## Aim of the task:
Check every line below, and copy those that include "unsigned".

## Items listed in a dataset:
● ● ● ●

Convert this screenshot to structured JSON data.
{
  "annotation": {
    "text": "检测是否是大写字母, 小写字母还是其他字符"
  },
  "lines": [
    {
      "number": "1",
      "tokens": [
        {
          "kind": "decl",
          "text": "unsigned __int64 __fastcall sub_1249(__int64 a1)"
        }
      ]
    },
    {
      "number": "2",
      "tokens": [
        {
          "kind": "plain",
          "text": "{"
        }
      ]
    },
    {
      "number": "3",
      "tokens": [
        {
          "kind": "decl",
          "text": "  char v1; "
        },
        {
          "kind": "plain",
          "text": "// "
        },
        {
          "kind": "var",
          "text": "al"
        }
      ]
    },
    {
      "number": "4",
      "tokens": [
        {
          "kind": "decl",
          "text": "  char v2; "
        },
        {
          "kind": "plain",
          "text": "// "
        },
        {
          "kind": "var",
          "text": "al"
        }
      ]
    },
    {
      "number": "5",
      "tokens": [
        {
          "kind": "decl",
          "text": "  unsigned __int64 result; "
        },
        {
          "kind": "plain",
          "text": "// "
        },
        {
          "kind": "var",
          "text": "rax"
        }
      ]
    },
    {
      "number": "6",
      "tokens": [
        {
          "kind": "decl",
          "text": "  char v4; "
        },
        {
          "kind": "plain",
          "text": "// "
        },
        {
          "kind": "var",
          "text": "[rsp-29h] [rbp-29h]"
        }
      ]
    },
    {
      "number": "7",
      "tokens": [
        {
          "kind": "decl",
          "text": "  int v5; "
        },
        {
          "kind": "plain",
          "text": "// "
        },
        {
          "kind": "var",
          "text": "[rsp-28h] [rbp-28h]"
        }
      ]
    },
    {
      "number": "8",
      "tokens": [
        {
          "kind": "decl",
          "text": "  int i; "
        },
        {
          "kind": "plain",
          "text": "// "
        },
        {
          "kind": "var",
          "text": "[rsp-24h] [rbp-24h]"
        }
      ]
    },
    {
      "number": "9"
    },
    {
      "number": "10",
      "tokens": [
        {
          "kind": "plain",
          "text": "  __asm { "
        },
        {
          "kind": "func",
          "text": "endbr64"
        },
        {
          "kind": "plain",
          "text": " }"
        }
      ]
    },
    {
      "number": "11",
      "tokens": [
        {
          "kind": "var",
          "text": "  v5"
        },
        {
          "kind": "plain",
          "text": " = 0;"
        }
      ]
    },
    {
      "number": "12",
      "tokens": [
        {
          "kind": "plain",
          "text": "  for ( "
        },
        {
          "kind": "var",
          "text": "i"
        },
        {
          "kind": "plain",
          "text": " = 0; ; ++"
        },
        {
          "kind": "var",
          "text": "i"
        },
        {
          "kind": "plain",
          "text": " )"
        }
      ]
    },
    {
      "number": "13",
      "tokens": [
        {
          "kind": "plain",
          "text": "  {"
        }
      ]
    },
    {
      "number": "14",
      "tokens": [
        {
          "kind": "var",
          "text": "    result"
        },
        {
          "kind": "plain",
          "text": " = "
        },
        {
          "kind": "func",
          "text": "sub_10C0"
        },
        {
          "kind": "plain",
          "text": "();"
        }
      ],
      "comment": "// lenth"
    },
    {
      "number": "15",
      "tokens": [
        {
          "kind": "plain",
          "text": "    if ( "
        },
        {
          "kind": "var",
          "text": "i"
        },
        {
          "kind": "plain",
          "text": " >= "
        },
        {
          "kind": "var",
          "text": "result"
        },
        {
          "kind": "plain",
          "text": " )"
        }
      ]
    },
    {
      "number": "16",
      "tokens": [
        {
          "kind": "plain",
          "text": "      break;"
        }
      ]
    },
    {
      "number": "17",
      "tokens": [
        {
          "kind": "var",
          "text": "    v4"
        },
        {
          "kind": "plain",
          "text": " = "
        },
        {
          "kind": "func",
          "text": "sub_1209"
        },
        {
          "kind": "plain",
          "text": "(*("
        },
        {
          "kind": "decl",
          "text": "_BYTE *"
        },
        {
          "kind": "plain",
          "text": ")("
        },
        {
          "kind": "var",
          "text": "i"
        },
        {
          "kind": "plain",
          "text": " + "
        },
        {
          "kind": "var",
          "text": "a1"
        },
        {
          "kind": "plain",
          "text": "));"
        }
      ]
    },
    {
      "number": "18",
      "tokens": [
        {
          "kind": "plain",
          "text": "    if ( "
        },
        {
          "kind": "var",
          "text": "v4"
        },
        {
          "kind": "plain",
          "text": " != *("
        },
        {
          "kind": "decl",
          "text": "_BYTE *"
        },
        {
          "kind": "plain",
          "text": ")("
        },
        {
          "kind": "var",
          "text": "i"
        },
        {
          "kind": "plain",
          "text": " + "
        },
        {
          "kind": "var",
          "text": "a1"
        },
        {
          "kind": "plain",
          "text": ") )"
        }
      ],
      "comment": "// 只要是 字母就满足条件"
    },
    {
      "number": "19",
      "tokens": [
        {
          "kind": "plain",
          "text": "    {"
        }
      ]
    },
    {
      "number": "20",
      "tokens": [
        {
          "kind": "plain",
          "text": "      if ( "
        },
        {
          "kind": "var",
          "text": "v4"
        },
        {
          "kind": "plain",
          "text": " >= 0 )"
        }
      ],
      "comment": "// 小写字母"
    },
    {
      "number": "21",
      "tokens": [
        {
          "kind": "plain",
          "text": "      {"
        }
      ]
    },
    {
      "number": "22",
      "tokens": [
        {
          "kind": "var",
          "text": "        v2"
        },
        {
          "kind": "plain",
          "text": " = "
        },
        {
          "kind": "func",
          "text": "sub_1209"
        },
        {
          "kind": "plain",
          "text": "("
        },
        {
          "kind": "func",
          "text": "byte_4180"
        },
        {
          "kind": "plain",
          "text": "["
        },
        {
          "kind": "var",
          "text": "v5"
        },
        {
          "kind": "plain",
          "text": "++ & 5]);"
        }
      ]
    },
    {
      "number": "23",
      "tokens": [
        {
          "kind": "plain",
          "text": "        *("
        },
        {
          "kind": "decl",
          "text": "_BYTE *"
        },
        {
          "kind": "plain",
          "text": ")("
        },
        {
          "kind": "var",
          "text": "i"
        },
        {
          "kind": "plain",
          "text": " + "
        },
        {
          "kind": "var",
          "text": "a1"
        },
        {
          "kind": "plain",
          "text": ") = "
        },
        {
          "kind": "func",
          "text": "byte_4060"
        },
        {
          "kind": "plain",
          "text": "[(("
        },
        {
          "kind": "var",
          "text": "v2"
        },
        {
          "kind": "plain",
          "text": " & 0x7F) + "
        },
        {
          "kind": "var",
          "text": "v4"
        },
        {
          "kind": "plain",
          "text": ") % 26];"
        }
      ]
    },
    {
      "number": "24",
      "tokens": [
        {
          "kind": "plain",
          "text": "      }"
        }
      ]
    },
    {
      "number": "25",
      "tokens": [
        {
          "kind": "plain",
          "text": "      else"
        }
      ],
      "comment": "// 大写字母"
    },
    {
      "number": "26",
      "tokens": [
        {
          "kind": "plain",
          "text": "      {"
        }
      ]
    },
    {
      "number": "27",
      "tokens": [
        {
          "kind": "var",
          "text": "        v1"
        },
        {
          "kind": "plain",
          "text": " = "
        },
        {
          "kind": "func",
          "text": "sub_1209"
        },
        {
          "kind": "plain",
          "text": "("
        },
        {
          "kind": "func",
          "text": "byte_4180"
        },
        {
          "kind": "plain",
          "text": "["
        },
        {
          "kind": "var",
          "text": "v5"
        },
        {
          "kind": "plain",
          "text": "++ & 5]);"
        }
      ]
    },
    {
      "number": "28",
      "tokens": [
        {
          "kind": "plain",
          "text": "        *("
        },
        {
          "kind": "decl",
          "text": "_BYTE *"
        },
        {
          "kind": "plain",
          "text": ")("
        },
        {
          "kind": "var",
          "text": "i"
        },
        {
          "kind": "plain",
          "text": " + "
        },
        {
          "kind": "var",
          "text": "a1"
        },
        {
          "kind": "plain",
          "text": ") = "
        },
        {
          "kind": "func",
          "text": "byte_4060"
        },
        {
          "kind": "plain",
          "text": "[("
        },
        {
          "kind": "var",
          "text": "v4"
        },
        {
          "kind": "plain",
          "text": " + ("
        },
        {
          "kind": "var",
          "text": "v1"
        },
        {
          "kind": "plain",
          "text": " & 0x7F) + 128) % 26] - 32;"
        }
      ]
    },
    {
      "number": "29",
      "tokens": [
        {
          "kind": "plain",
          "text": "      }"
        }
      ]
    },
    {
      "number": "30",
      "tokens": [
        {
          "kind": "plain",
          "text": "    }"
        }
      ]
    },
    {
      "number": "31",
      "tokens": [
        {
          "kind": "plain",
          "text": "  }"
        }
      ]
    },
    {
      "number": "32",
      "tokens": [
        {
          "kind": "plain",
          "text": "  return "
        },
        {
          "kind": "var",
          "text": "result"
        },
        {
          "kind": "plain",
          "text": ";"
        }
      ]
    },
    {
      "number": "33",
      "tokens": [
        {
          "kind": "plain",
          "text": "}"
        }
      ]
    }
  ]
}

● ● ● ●

## Exercise answer:
          "text": "unsigned __int64 __fastcall sub_1249(__int64 a1)"
          "text": "  unsigned __int64 result; "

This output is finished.